One of the problems that remains is ambiguity in the evolved computational models. We use a novel adversarial process, whereby the main AI has two subordinate AIs take those models and play a game with them. One subsidiary AI, the “Prime”, takes the models and uses them to try to design an appropriate drug therapy. The other AI, the “Adversary”, uses known ambiguities within the models to cause adverse outcomes, which the Prime then has to counteract by modifying its strategy. (Unlike ANN, our AI “knows what it knows”, including ambiguities among the chromosomes.) The result is ultimately generation of a drug dosage strategy that is personalized, and has been tested for safety and efficacy. This adversarial process was first demonstrated in 2012 and patented in mid-2014, six months prior to GANs. It has major advantages over existing AI-based techniques, in that it is completely explainable, interactive with the users (patient and clinician), able to generate good strategies despite a training history of therapeutic failures, and is able to operate the AI component on an isolated Edge device.

For the IBM Watson AI XPRIZE we demonstrated this technology to generate insulin strategies for highly-unstable forms of type-1 diabetes by data-mining actual medical histories, despite those histories being comprised solely of therapeutic failures to achieve the desired blood glucose outcomes.

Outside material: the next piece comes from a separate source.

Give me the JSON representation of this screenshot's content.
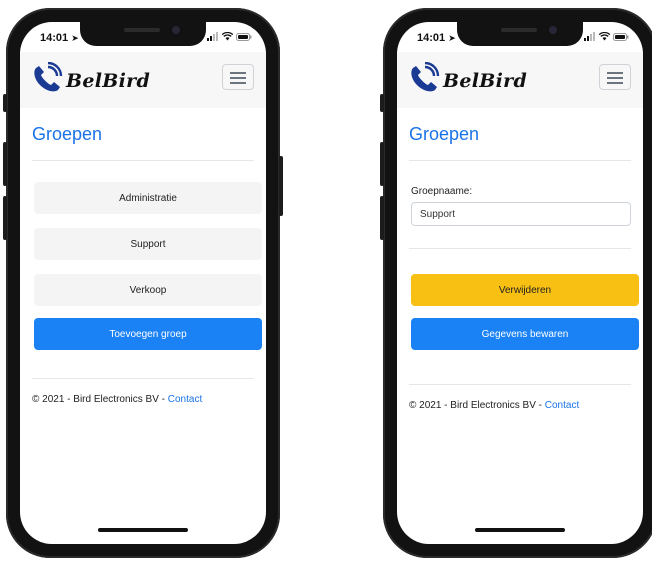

Last year, as part of AI XPRIZE, we demonstrated our adversarial AI running on an isolated laptop computer, generating 30 hours of insulin strategy over approximately 20 minutes of computing time, that generated far better blood glucose outcomes than the original histories. The generated insulin strategies look nothing like conventional insulin dosing.

This suggests that the medical use of AI is about to look very different from previous use cases.

@Shashi IMHO ML/AI will dominate the clinical decision support domain, simply because the uderlying infrastructure can digest information both vertically and horizonatlly and provide a personalized and integrative perspective. Something only a very few physicians are capable of. This will democratize access to high quality healthcare

Thank you @MachineGenes for providing us with insights on evolutionary ML and adversarial AI. The insulin strategies demo is amazing!

There are two directions. AI will be more and more personal or local. The other is more and more global. Current AI help physicians diagnose or cure diseases. I believe future use cases for AI are more and more for patients and personal, as opposed to physicians or hospitals. The purpose of using AI is becoming from treatment and diagnosis to prevention, to keeping healthy, and to well-being. One AI may monitor health conditions of an individual every day, when one sleeps, when one sits on a chair, when one walks, AI senses data related to his/her health conditions, and suggests him/her his/her behavior of eating, excising, working, etc. to keep him/her healthy.

The other direction is global. By collecting healthcare data from individuals, for example, by using smart watches, big data acquired from the individuals are stored in a cloud server. AI analyzes the big data and monitor if a particular population of individuals provides a sign of a certain disease, like Influenza or a new virus like the COVID-19, and it identifies a possible source of pandemic. The government or an organization like CDC can prevent the new disease from widespread. One caution for us is that AI is not perfect. It is very dangerous to fully believe AI without the knowledge on what AI can do and what AI cannot. Also, AI can facilitate some sort of discrimination or may create a bias. It is important to know what AI can do, and to think how we, individuals or our society, should work with AI when AI is used in a global setting.

@kenjisuzuki - Thank you for sharing these amazing examples of future use cases of AI in healthcare.